═════ Data section

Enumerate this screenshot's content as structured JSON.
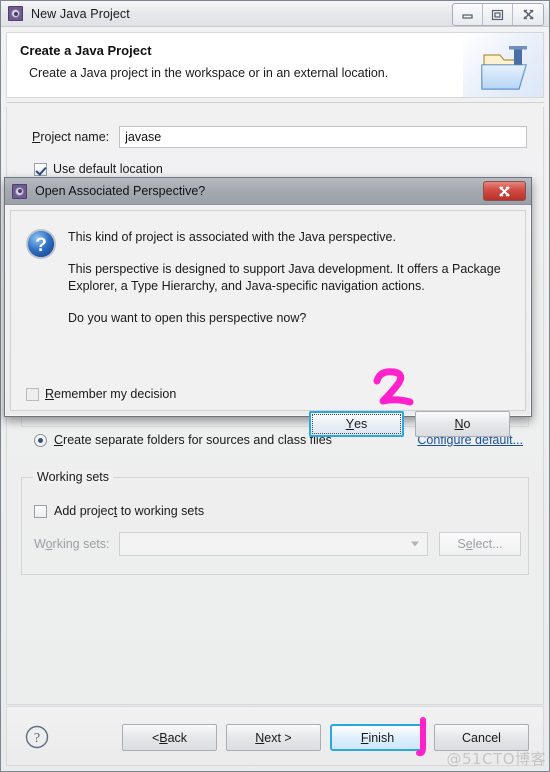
{
  "window": {
    "title": "New Java Project",
    "icon": "eclipse-gear-icon",
    "controls": {
      "minimize": "minimize-icon",
      "maximize": "maximize-restore-icon",
      "close": "close-icon"
    }
  },
  "header": {
    "title": "Create a Java Project",
    "description": "Create a Java project in the workspace or in an external location.",
    "banner_icon": "java-folder-icon"
  },
  "form": {
    "project_name_label": "Project name:",
    "project_name_mnemonic": "P",
    "project_name_value": "javase",
    "project_name_placeholder": "",
    "use_default_location_label": "Use default location",
    "use_default_location_checked": true,
    "separate_folders_label": "Create separate folders for sources and class files",
    "separate_folders_mnemonic": "C",
    "separate_folders_selected": true,
    "configure_default_link": "Configure default...",
    "working_sets": {
      "legend": "Working sets",
      "add_project_label": "Add project to working sets",
      "add_project_mnemonic": "t",
      "add_project_checked": false,
      "combo_label": "Working sets:",
      "combo_mnemonic": "o",
      "combo_value": "",
      "select_button": "Select...",
      "disabled": true
    }
  },
  "footer": {
    "help_icon": "help-question-icon",
    "buttons": [
      {
        "label": "< Back",
        "mnemonic": "B",
        "name": "back-button",
        "default": false
      },
      {
        "label": "Next >",
        "mnemonic": "N",
        "name": "next-button",
        "default": false
      },
      {
        "label": "Finish",
        "mnemonic": "F",
        "name": "finish-button",
        "default": true
      },
      {
        "label": "Cancel",
        "mnemonic": "",
        "name": "cancel-button",
        "default": false
      }
    ]
  },
  "dialog": {
    "title": "Open Associated Perspective?",
    "icon": "eclipse-gear-icon",
    "close_label": "x",
    "question_icon": "question-mark-icon",
    "messages": [
      "This kind of project is associated with the Java perspective.",
      "This perspective is designed to support Java development. It offers a Package Explorer, a Type Hierarchy, and Java-specific navigation actions.",
      "Do you want to open this perspective now?"
    ],
    "remember_label": "Remember my decision",
    "remember_mnemonic": "R",
    "remember_checked": false,
    "buttons": [
      {
        "label": "Yes",
        "mnemonic": "Y",
        "name": "yes-button",
        "focused": true
      },
      {
        "label": "No",
        "mnemonic": "N",
        "name": "no-button",
        "focused": false
      }
    ]
  },
  "annotations": {
    "color": "#ff22cc",
    "marks": [
      {
        "label": "1",
        "target": "finish-button"
      },
      {
        "label": "2",
        "target": "yes-button"
      }
    ]
  },
  "watermark": "@51CTO博客"
}
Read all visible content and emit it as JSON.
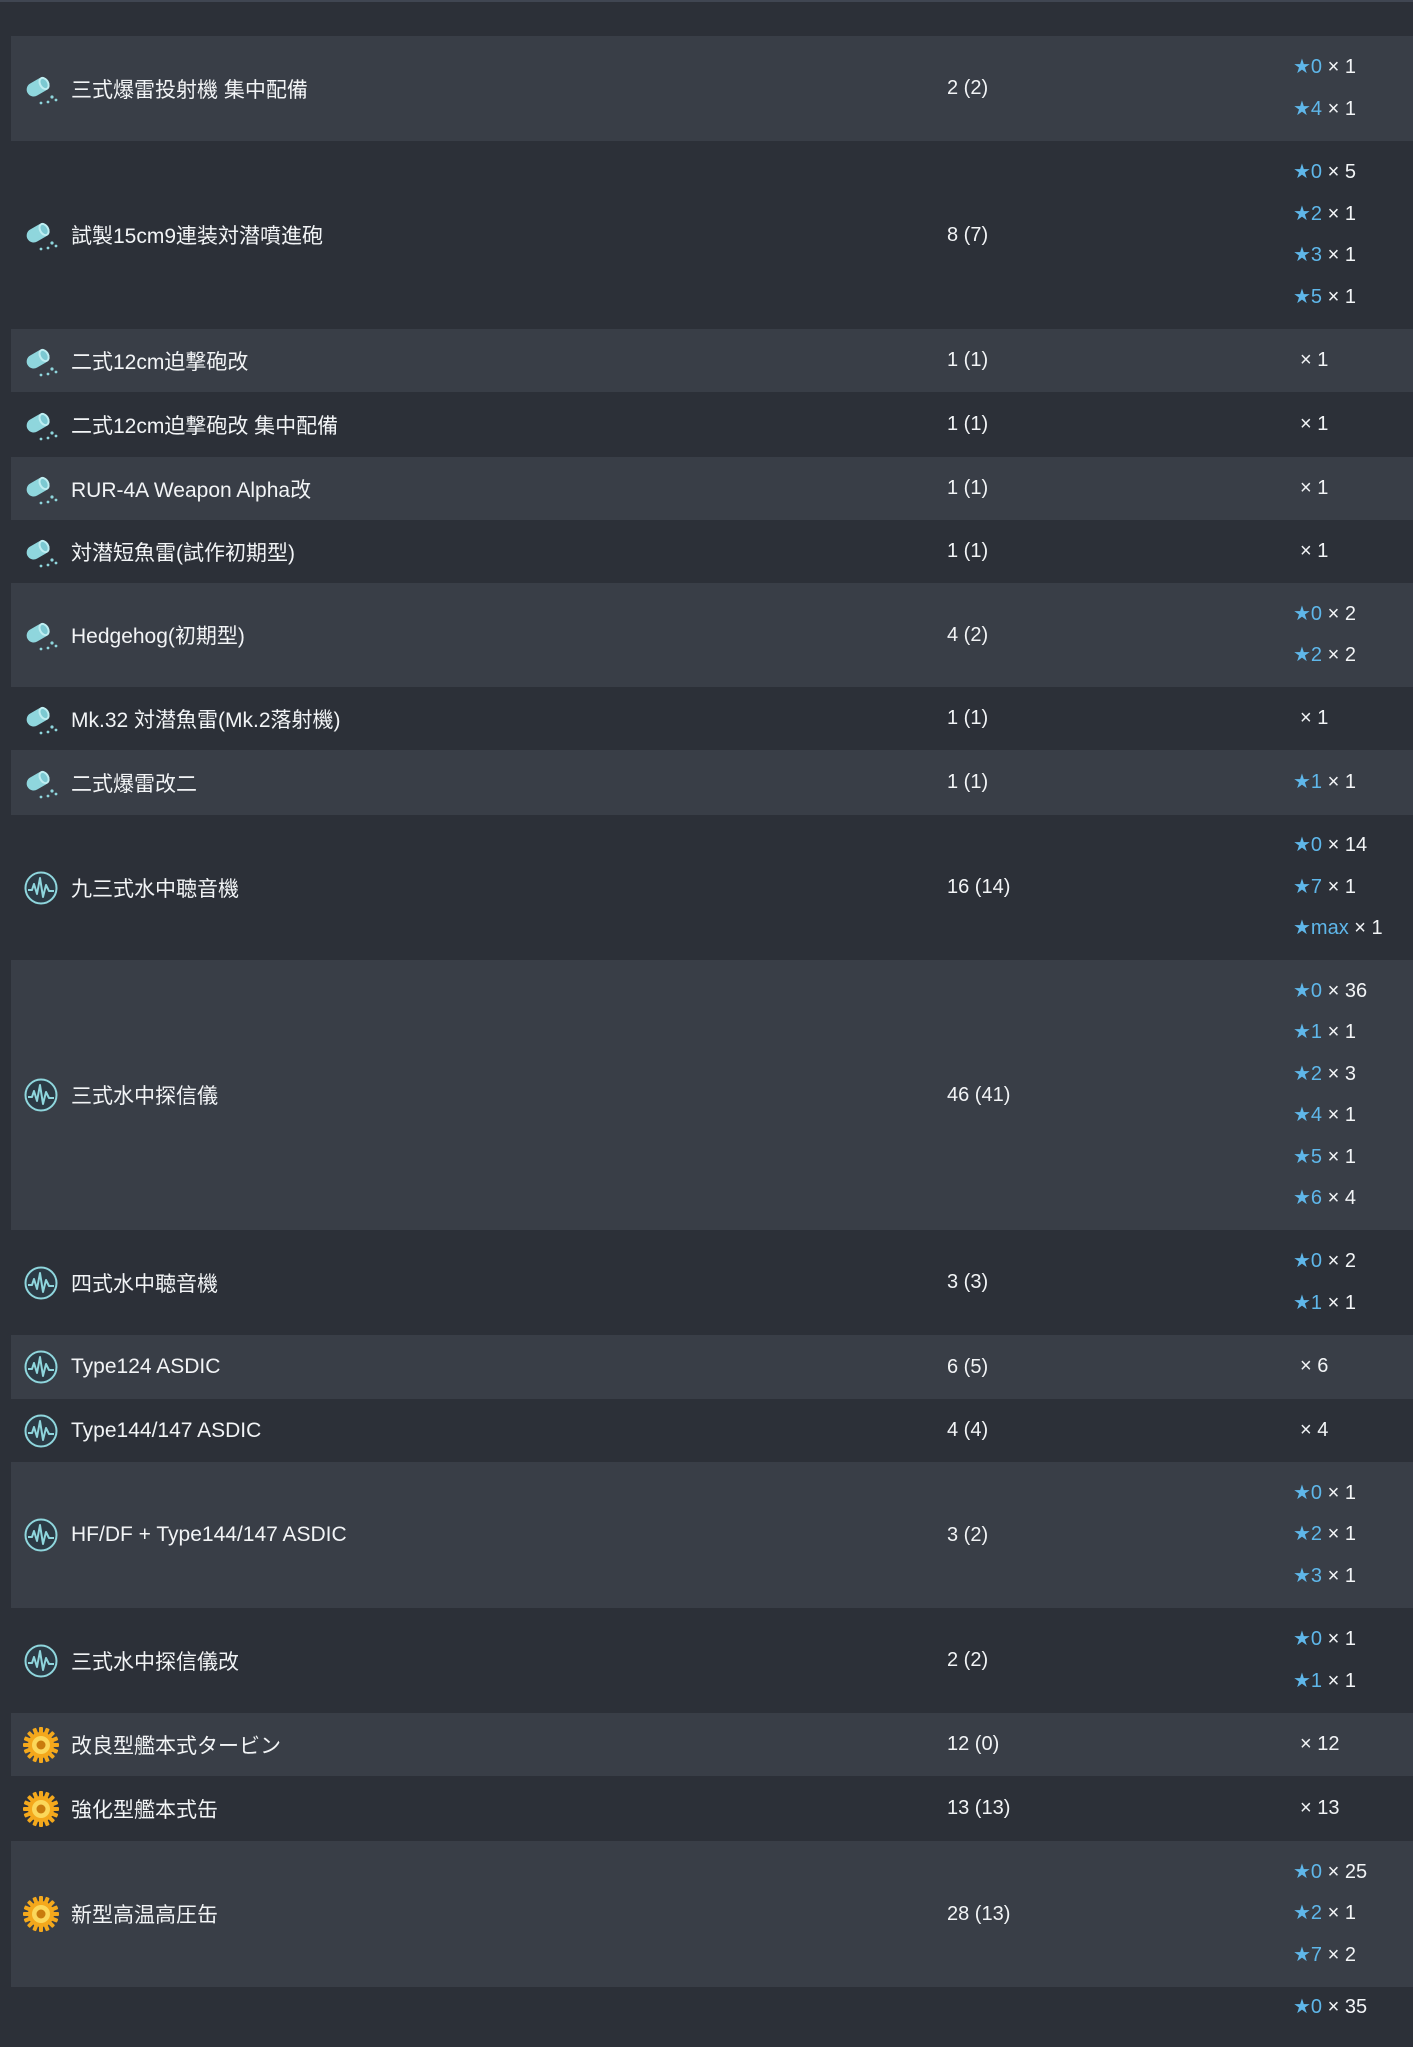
{
  "colors": {
    "background": "#2c3038",
    "row_alt": "#393e47",
    "star_accent": "#5fb7ea",
    "text": "#f2f4f6"
  },
  "rows": [
    {
      "icon": "depth-charge-icon",
      "name": "三式爆雷投射機 集中配備",
      "count": "2 (2)",
      "stars": [
        {
          "level": "★0",
          "qty": "× 1"
        },
        {
          "level": "★4",
          "qty": "× 1"
        }
      ]
    },
    {
      "icon": "depth-charge-icon",
      "name": "試製15cm9連装対潜噴進砲",
      "count": "8 (7)",
      "stars": [
        {
          "level": "★0",
          "qty": "× 5"
        },
        {
          "level": "★2",
          "qty": "× 1"
        },
        {
          "level": "★3",
          "qty": "× 1"
        },
        {
          "level": "★5",
          "qty": "× 1"
        }
      ]
    },
    {
      "icon": "depth-charge-icon",
      "name": "二式12cm迫撃砲改",
      "count": "1 (1)",
      "stars": [
        {
          "level": "",
          "qty": "× 1"
        }
      ]
    },
    {
      "icon": "depth-charge-icon",
      "name": "二式12cm迫撃砲改 集中配備",
      "count": "1 (1)",
      "stars": [
        {
          "level": "",
          "qty": "× 1"
        }
      ]
    },
    {
      "icon": "depth-charge-icon",
      "name": "RUR-4A Weapon Alpha改",
      "count": "1 (1)",
      "stars": [
        {
          "level": "",
          "qty": "× 1"
        }
      ]
    },
    {
      "icon": "depth-charge-icon",
      "name": "対潜短魚雷(試作初期型)",
      "count": "1 (1)",
      "stars": [
        {
          "level": "",
          "qty": "× 1"
        }
      ]
    },
    {
      "icon": "depth-charge-icon",
      "name": "Hedgehog(初期型)",
      "count": "4 (2)",
      "stars": [
        {
          "level": "★0",
          "qty": "× 2"
        },
        {
          "level": "★2",
          "qty": "× 2"
        }
      ]
    },
    {
      "icon": "depth-charge-icon",
      "name": "Mk.32 対潜魚雷(Mk.2落射機)",
      "count": "1 (1)",
      "stars": [
        {
          "level": "",
          "qty": "× 1"
        }
      ]
    },
    {
      "icon": "depth-charge-icon",
      "name": "二式爆雷改二",
      "count": "1 (1)",
      "stars": [
        {
          "level": "★1",
          "qty": "× 1"
        }
      ]
    },
    {
      "icon": "sonar-icon",
      "name": "九三式水中聴音機",
      "count": "16 (14)",
      "stars": [
        {
          "level": "★0",
          "qty": "× 14"
        },
        {
          "level": "★7",
          "qty": "× 1"
        },
        {
          "level": "★max",
          "qty": "× 1"
        }
      ]
    },
    {
      "icon": "sonar-icon",
      "name": "三式水中探信儀",
      "count": "46 (41)",
      "stars": [
        {
          "level": "★0",
          "qty": "× 36"
        },
        {
          "level": "★1",
          "qty": "× 1"
        },
        {
          "level": "★2",
          "qty": "× 3"
        },
        {
          "level": "★4",
          "qty": "× 1"
        },
        {
          "level": "★5",
          "qty": "× 1"
        },
        {
          "level": "★6",
          "qty": "× 4"
        }
      ]
    },
    {
      "icon": "sonar-icon",
      "name": "四式水中聴音機",
      "count": "3 (3)",
      "stars": [
        {
          "level": "★0",
          "qty": "× 2"
        },
        {
          "level": "★1",
          "qty": "× 1"
        }
      ]
    },
    {
      "icon": "sonar-icon",
      "name": "Type124 ASDIC",
      "count": "6 (5)",
      "stars": [
        {
          "level": "",
          "qty": "× 6"
        }
      ]
    },
    {
      "icon": "sonar-icon",
      "name": "Type144/147 ASDIC",
      "count": "4 (4)",
      "stars": [
        {
          "level": "",
          "qty": "× 4"
        }
      ]
    },
    {
      "icon": "sonar-icon",
      "name": "HF/DF + Type144/147 ASDIC",
      "count": "3 (2)",
      "stars": [
        {
          "level": "★0",
          "qty": "× 1"
        },
        {
          "level": "★2",
          "qty": "× 1"
        },
        {
          "level": "★3",
          "qty": "× 1"
        }
      ]
    },
    {
      "icon": "sonar-icon",
      "name": "三式水中探信儀改",
      "count": "2 (2)",
      "stars": [
        {
          "level": "★0",
          "qty": "× 1"
        },
        {
          "level": "★1",
          "qty": "× 1"
        }
      ]
    },
    {
      "icon": "engine-icon",
      "name": "改良型艦本式タービン",
      "count": "12 (0)",
      "stars": [
        {
          "level": "",
          "qty": "× 12"
        }
      ]
    },
    {
      "icon": "engine-icon",
      "name": "強化型艦本式缶",
      "count": "13 (13)",
      "stars": [
        {
          "level": "",
          "qty": "× 13"
        }
      ]
    },
    {
      "icon": "engine-icon",
      "name": "新型高温高圧缶",
      "count": "28 (13)",
      "stars": [
        {
          "level": "★0",
          "qty": "× 25"
        },
        {
          "level": "★2",
          "qty": "× 1"
        },
        {
          "level": "★7",
          "qty": "× 2"
        }
      ]
    },
    {
      "icon": "",
      "name": "",
      "count": "",
      "stars": [
        {
          "level": "★0",
          "qty": "× 35"
        }
      ]
    }
  ]
}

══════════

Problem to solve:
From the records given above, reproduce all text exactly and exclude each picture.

Answer box:
Enumerate this screenshot's content as structured JSON.
{
  "window": {
    "title": "New Java Project",
    "icon": "eclipse-gear-icon",
    "controls": {
      "minimize": "minimize-icon",
      "maximize": "maximize-restore-icon",
      "close": "close-icon"
    }
  },
  "header": {
    "title": "Create a Java Project",
    "description": "Create a Java project in the workspace or in an external location.",
    "banner_icon": "java-folder-icon"
  },
  "form": {
    "project_name_label": "Project name:",
    "project_name_mnemonic": "P",
    "project_name_value": "javase",
    "project_name_placeholder": "",
    "use_default_location_label": "Use default location",
    "use_default_location_checked": true,
    "separate_folders_label": "Create separate folders for sources and class files",
    "separate_folders_mnemonic": "C",
    "separate_folders_selected": true,
    "configure_default_link": "Configure default...",
    "working_sets": {
      "legend": "Working sets",
      "add_project_label": "Add project to working sets",
      "add_project_mnemonic": "t",
      "add_project_checked": false,
      "combo_label": "Working sets:",
      "combo_mnemonic": "o",
      "combo_value": "",
      "select_button": "Select...",
      "disabled": true
    }
  },
  "footer": {
    "help_icon": "help-question-icon",
    "buttons": [
      {
        "label": "< Back",
        "mnemonic": "B",
        "name": "back-button",
        "default": false
      },
      {
        "label": "Next >",
        "mnemonic": "N",
        "name": "next-button",
        "default": false
      },
      {
        "label": "Finish",
        "mnemonic": "F",
        "name": "finish-button",
        "default": true
      },
      {
        "label": "Cancel",
        "mnemonic": "",
        "name": "cancel-button",
        "default": false
      }
    ]
  },
  "dialog": {
    "title": "Open Associated Perspective?",
    "icon": "eclipse-gear-icon",
    "close_label": "x",
    "question_icon": "question-mark-icon",
    "messages": [
      "This kind of project is associated with the Java perspective.",
      "This perspective is designed to support Java development. It offers a Package Explorer, a Type Hierarchy, and Java-specific navigation actions.",
      "Do you want to open this perspective now?"
    ],
    "remember_label": "Remember my decision",
    "remember_mnemonic": "R",
    "remember_checked": false,
    "buttons": [
      {
        "label": "Yes",
        "mnemonic": "Y",
        "name": "yes-button",
        "focused": true
      },
      {
        "label": "No",
        "mnemonic": "N",
        "name": "no-button",
        "focused": false
      }
    ]
  },
  "annotations": {
    "color": "#ff22cc",
    "marks": [
      {
        "label": "1",
        "target": "finish-button"
      },
      {
        "label": "2",
        "target": "yes-button"
      }
    ]
  },
  "watermark": "@51CTO博客"
}
Read all visible content and emit it as JSON.
{
  "colors": {
    "background": "#2c3038",
    "row_alt": "#393e47",
    "star_accent": "#5fb7ea",
    "text": "#f2f4f6"
  },
  "rows": [
    {
      "icon": "depth-charge-icon",
      "name": "三式爆雷投射機 集中配備",
      "count": "2 (2)",
      "stars": [
        {
          "level": "★0",
          "qty": "× 1"
        },
        {
          "level": "★4",
          "qty": "× 1"
        }
      ]
    },
    {
      "icon": "depth-charge-icon",
      "name": "試製15cm9連装対潜噴進砲",
      "count": "8 (7)",
      "stars": [
        {
          "level": "★0",
          "qty": "× 5"
        },
        {
          "level": "★2",
          "qty": "× 1"
        },
        {
          "level": "★3",
          "qty": "× 1"
        },
        {
          "level": "★5",
          "qty": "× 1"
        }
      ]
    },
    {
      "icon": "depth-charge-icon",
      "name": "二式12cm迫撃砲改",
      "count": "1 (1)",
      "stars": [
        {
          "level": "",
          "qty": "× 1"
        }
      ]
    },
    {
      "icon": "depth-charge-icon",
      "name": "二式12cm迫撃砲改 集中配備",
      "count": "1 (1)",
      "stars": [
        {
          "level": "",
          "qty": "× 1"
        }
      ]
    },
    {
      "icon": "depth-charge-icon",
      "name": "RUR-4A Weapon Alpha改",
      "count": "1 (1)",
      "stars": [
        {
          "level": "",
          "qty": "× 1"
        }
      ]
    },
    {
      "icon": "depth-charge-icon",
      "name": "対潜短魚雷(試作初期型)",
      "count": "1 (1)",
      "stars": [
        {
          "level": "",
          "qty": "× 1"
        }
      ]
    },
    {
      "icon": "depth-charge-icon",
      "name": "Hedgehog(初期型)",
      "count": "4 (2)",
      "stars": [
        {
          "level": "★0",
          "qty": "× 2"
        },
        {
          "level": "★2",
          "qty": "× 2"
        }
      ]
    },
    {
      "icon": "depth-charge-icon",
      "name": "Mk.32 対潜魚雷(Mk.2落射機)",
      "count": "1 (1)",
      "stars": [
        {
          "level": "",
          "qty": "× 1"
        }
      ]
    },
    {
      "icon": "depth-charge-icon",
      "name": "二式爆雷改二",
      "count": "1 (1)",
      "stars": [
        {
          "level": "★1",
          "qty": "× 1"
        }
      ]
    },
    {
      "icon": "sonar-icon",
      "name": "九三式水中聴音機",
      "count": "16 (14)",
      "stars": [
        {
          "level": "★0",
          "qty": "× 14"
        },
        {
          "level": "★7",
          "qty": "× 1"
        },
        {
          "level": "★max",
          "qty": "× 1"
        }
      ]
    },
    {
      "icon": "sonar-icon",
      "name": "三式水中探信儀",
      "count": "46 (41)",
      "stars": [
        {
          "level": "★0",
          "qty": "× 36"
        },
        {
          "level": "★1",
          "qty": "× 1"
        },
        {
          "level": "★2",
          "qty": "× 3"
        },
        {
          "level": "★4",
          "qty": "× 1"
        },
        {
          "level": "★5",
          "qty": "× 1"
        },
        {
          "level": "★6",
          "qty": "× 4"
        }
      ]
    },
    {
      "icon": "sonar-icon",
      "name": "四式水中聴音機",
      "count": "3 (3)",
      "stars": [
        {
          "level": "★0",
          "qty": "× 2"
        },
        {
          "level": "★1",
          "qty": "× 1"
        }
      ]
    },
    {
      "icon": "sonar-icon",
      "name": "Type124 ASDIC",
      "count": "6 (5)",
      "stars": [
        {
          "level": "",
          "qty": "× 6"
        }
      ]
    },
    {
      "icon": "sonar-icon",
      "name": "Type144/147 ASDIC",
      "count": "4 (4)",
      "stars": [
        {
          "level": "",
          "qty": "× 4"
        }
      ]
    },
    {
      "icon": "sonar-icon",
      "name": "HF/DF + Type144/147 ASDIC",
      "count": "3 (2)",
      "stars": [
        {
          "level": "★0",
          "qty": "× 1"
        },
        {
          "level": "★2",
          "qty": "× 1"
        },
        {
          "level": "★3",
          "qty": "× 1"
        }
      ]
    },
    {
      "icon": "sonar-icon",
      "name": "三式水中探信儀改",
      "count": "2 (2)",
      "stars": [
        {
          "level": "★0",
          "qty": "× 1"
        },
        {
          "level": "★1",
          "qty": "× 1"
        }
      ]
    },
    {
      "icon": "engine-icon",
      "name": "改良型艦本式タービン",
      "count": "12 (0)",
      "stars": [
        {
          "level": "",
          "qty": "× 12"
        }
      ]
    },
    {
      "icon": "engine-icon",
      "name": "強化型艦本式缶",
      "count": "13 (13)",
      "stars": [
        {
          "level": "",
          "qty": "× 13"
        }
      ]
    },
    {
      "icon": "engine-icon",
      "name": "新型高温高圧缶",
      "count": "28 (13)",
      "stars": [
        {
          "level": "★0",
          "qty": "× 25"
        },
        {
          "level": "★2",
          "qty": "× 1"
        },
        {
          "level": "★7",
          "qty": "× 2"
        }
      ]
    },
    {
      "icon": "",
      "name": "",
      "count": "",
      "stars": [
        {
          "level": "★0",
          "qty": "× 35"
        }
      ]
    }
  ]
}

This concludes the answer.